BEGIN Exercise data

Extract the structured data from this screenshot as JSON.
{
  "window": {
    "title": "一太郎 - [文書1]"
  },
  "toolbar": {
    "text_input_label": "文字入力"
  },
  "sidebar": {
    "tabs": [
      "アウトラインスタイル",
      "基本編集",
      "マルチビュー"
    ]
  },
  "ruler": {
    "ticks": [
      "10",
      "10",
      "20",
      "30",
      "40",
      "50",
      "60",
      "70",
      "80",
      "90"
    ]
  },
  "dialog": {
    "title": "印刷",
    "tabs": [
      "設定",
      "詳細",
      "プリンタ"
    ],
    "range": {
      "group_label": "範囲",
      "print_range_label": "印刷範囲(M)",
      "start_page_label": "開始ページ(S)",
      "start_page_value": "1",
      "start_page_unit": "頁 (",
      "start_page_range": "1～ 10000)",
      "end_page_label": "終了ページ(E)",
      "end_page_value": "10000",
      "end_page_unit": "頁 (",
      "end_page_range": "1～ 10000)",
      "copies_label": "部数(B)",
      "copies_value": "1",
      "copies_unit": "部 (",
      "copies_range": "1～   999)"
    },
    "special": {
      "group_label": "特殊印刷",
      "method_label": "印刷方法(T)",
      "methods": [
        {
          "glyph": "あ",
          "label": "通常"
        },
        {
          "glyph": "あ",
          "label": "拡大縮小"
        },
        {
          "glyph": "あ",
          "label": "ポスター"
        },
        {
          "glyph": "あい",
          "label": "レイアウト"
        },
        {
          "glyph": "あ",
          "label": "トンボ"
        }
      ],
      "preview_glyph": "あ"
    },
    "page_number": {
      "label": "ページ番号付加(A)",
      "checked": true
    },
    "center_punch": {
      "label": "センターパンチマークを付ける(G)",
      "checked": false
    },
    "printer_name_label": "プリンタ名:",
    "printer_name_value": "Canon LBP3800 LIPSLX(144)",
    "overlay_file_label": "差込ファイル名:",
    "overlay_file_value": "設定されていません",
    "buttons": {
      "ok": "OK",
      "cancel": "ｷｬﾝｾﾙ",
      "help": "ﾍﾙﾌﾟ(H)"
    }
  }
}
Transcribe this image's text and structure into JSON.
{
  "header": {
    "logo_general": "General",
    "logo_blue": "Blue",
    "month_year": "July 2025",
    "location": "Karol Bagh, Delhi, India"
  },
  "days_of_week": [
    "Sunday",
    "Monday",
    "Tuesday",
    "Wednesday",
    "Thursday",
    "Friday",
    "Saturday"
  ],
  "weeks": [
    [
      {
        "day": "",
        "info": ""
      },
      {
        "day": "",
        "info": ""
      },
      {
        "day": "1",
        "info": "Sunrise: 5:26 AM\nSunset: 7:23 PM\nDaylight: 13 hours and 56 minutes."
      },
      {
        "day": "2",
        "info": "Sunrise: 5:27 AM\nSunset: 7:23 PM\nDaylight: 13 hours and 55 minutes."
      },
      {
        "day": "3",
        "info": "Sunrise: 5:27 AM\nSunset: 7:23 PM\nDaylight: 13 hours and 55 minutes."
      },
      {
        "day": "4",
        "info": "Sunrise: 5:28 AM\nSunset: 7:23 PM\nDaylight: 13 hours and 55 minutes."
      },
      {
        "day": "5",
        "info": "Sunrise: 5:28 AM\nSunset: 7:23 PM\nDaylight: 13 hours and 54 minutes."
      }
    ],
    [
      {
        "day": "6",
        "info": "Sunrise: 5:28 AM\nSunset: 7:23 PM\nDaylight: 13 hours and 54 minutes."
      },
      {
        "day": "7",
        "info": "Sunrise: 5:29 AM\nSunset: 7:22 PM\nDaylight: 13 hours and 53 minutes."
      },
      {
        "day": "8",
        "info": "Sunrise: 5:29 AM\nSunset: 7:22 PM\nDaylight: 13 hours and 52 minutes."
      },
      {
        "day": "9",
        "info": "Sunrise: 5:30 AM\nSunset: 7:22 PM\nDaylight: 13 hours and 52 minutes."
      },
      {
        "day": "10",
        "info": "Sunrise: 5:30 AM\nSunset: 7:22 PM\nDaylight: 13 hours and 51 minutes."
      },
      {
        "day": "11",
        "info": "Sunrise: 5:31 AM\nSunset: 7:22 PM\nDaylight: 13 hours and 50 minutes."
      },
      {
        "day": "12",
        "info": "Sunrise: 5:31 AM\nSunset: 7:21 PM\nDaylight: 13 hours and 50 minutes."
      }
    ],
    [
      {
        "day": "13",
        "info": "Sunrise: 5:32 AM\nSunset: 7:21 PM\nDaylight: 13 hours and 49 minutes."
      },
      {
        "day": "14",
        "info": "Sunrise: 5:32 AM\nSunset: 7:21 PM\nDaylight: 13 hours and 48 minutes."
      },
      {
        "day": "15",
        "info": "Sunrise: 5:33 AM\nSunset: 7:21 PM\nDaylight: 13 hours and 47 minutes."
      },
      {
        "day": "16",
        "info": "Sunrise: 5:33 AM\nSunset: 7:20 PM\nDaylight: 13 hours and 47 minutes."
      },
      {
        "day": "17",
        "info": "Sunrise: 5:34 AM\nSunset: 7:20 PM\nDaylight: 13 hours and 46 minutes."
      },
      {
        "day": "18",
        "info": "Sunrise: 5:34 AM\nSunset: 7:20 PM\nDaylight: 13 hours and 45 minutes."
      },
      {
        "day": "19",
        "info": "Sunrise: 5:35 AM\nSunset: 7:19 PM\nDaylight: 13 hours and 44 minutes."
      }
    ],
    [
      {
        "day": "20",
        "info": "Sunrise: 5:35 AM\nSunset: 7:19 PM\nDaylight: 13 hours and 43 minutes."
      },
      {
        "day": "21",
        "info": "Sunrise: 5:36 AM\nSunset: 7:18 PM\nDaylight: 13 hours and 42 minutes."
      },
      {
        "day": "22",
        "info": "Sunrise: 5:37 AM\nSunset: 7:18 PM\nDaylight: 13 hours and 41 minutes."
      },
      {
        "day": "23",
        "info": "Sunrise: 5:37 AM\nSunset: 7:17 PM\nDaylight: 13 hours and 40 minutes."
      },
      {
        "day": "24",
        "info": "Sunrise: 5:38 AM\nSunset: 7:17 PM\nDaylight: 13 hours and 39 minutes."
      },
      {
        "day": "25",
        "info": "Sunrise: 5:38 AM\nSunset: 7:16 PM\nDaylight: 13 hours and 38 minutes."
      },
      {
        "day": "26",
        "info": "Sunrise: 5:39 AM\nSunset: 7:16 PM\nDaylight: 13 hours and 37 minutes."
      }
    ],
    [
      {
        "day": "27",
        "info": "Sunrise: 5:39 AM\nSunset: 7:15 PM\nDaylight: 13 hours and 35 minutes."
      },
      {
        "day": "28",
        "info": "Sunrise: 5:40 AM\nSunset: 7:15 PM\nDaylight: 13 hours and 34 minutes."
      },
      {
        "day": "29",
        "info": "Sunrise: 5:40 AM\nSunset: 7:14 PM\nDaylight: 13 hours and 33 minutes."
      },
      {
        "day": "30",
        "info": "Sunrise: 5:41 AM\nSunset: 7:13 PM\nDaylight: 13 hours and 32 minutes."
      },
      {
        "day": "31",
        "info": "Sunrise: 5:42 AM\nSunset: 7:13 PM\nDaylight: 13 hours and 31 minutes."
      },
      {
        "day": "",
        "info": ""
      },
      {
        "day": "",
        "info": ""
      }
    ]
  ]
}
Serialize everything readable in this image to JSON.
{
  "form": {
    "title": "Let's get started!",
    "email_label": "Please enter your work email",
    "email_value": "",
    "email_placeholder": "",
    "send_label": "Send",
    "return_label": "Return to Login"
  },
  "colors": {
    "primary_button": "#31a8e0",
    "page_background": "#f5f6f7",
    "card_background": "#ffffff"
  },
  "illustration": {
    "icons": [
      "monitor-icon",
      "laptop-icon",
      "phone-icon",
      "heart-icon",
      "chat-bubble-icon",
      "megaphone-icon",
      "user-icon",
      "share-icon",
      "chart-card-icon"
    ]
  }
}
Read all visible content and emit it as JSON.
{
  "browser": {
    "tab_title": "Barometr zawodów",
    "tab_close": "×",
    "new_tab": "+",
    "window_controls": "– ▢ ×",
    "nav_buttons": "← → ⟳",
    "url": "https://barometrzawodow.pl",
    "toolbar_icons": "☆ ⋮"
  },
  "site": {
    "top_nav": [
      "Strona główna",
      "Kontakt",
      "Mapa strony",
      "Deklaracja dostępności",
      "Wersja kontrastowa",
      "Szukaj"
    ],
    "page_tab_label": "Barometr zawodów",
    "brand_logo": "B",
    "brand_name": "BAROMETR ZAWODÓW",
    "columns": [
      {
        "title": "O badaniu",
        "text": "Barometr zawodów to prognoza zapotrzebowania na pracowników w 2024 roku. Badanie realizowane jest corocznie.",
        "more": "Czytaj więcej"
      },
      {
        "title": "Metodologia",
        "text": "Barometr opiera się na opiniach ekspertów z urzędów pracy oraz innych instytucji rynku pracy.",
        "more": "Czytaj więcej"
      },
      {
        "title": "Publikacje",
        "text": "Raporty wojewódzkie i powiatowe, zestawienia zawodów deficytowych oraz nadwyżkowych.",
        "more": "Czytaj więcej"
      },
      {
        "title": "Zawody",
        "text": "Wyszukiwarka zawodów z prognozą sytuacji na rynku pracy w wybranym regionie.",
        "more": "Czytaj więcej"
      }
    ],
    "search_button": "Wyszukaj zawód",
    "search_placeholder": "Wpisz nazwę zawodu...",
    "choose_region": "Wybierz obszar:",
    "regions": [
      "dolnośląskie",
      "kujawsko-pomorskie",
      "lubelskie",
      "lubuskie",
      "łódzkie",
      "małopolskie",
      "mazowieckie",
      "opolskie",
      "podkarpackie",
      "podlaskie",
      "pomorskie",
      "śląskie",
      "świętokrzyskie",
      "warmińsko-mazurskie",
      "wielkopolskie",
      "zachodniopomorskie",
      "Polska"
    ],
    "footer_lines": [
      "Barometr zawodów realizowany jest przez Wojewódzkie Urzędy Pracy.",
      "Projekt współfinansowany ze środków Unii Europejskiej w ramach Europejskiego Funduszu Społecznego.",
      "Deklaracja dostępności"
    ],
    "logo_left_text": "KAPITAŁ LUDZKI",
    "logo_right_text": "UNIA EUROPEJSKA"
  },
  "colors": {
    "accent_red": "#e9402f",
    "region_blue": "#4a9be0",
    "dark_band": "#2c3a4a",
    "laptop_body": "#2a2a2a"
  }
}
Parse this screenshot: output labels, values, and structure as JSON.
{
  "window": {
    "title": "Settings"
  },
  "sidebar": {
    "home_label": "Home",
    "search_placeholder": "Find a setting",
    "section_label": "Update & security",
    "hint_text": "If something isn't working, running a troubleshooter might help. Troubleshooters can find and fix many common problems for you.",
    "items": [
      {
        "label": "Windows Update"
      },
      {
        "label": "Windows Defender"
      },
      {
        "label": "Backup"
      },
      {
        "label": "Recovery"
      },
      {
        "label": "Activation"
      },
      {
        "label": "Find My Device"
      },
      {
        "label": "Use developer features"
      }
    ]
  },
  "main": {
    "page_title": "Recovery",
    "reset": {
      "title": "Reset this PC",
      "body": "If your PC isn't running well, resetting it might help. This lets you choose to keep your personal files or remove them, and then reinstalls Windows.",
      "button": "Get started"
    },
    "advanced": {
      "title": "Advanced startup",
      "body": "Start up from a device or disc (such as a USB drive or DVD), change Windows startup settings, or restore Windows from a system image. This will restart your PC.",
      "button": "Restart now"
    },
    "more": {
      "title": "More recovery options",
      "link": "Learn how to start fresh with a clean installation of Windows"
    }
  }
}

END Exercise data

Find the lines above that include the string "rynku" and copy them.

        "text": "Barometr opiera się na opiniach ekspertów z urzędów pracy oraz innych instytucji rynku pracy.",
        "text": "Wyszukiwarka zawodów z prognozą sytuacji na rynku pracy w wybranym regionie.",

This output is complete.